▸ Your task
If a line in the data holds "Logging", copy that line out in full.

START The data

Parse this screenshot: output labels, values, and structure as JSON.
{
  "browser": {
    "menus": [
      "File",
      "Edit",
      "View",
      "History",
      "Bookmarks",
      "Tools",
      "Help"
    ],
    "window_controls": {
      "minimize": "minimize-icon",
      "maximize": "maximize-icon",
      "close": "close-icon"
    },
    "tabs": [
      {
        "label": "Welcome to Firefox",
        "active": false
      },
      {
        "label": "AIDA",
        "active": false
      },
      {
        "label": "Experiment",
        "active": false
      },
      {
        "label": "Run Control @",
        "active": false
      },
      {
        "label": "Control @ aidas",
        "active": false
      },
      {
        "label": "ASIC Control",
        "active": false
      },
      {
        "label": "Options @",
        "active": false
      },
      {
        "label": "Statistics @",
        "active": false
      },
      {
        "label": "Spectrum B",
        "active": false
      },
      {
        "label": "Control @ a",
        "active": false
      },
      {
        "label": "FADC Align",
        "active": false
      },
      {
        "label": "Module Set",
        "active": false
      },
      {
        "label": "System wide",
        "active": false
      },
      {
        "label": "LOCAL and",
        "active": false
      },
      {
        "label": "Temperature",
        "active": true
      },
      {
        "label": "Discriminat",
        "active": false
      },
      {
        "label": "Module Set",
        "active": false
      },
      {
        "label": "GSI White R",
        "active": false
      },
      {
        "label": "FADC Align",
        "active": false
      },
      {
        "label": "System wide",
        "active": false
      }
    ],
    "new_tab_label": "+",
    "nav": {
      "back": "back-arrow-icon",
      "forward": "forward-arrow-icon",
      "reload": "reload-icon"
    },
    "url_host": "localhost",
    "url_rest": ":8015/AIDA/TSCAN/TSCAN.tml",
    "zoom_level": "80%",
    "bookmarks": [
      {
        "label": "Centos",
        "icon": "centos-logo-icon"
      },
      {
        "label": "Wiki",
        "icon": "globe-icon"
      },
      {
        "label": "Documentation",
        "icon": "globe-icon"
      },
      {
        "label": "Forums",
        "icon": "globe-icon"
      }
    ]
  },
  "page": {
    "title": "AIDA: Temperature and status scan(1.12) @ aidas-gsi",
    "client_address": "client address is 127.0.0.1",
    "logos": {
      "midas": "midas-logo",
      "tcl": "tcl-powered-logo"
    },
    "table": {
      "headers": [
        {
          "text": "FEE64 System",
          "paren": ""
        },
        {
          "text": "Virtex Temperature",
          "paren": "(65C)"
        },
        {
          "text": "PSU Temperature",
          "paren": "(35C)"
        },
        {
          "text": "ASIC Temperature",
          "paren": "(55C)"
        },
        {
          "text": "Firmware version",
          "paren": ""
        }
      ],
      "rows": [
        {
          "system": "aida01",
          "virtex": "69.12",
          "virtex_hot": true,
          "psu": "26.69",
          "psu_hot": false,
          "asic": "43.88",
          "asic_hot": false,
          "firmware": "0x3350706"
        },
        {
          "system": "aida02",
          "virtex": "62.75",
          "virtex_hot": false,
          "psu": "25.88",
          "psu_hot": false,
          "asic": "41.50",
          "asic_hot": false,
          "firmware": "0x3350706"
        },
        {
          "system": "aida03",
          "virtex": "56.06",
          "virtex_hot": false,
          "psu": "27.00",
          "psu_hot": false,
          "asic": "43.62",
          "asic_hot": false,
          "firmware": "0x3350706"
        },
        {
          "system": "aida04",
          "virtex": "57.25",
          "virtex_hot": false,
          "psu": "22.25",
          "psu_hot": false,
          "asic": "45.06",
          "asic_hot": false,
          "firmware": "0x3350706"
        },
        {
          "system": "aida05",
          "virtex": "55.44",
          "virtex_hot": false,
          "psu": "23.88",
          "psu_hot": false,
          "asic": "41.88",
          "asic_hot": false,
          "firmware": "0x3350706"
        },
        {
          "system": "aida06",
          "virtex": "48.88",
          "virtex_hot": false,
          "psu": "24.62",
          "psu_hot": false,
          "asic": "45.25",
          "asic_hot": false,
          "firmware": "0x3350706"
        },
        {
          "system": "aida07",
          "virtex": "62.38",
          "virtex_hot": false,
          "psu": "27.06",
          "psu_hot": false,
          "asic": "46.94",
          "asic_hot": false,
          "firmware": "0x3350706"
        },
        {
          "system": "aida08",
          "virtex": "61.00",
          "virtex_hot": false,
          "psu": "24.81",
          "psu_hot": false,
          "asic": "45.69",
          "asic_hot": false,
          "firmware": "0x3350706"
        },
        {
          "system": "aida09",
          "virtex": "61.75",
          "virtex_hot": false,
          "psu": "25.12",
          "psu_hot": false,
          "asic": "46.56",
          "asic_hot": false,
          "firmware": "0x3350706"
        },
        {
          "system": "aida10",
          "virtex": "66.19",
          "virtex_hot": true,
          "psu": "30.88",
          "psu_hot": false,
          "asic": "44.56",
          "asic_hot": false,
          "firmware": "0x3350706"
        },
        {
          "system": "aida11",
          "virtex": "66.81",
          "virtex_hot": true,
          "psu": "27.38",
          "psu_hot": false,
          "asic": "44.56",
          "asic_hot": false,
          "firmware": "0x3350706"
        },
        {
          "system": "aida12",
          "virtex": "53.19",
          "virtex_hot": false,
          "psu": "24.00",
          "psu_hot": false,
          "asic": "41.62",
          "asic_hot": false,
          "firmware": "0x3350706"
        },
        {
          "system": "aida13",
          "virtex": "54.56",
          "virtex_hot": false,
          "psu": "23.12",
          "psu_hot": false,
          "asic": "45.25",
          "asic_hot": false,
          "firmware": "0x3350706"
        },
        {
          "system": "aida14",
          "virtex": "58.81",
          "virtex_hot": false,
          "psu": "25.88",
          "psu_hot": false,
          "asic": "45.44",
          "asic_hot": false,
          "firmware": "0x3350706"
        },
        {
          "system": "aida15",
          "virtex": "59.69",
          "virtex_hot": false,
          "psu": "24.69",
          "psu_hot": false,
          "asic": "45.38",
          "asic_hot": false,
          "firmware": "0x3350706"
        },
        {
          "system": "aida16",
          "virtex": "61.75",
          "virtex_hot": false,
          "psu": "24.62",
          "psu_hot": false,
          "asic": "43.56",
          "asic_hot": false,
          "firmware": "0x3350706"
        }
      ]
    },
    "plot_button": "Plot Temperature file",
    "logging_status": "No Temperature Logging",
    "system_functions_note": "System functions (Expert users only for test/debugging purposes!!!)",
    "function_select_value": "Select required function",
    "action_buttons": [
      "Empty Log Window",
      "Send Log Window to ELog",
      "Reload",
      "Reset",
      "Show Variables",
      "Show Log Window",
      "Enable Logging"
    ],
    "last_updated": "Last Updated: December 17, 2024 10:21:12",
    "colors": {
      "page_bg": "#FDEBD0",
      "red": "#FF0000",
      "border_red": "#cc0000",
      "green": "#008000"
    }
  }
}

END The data

▸ Answer to the exercise
    "logging_status": "No Temperature Logging",
      "Enable Logging"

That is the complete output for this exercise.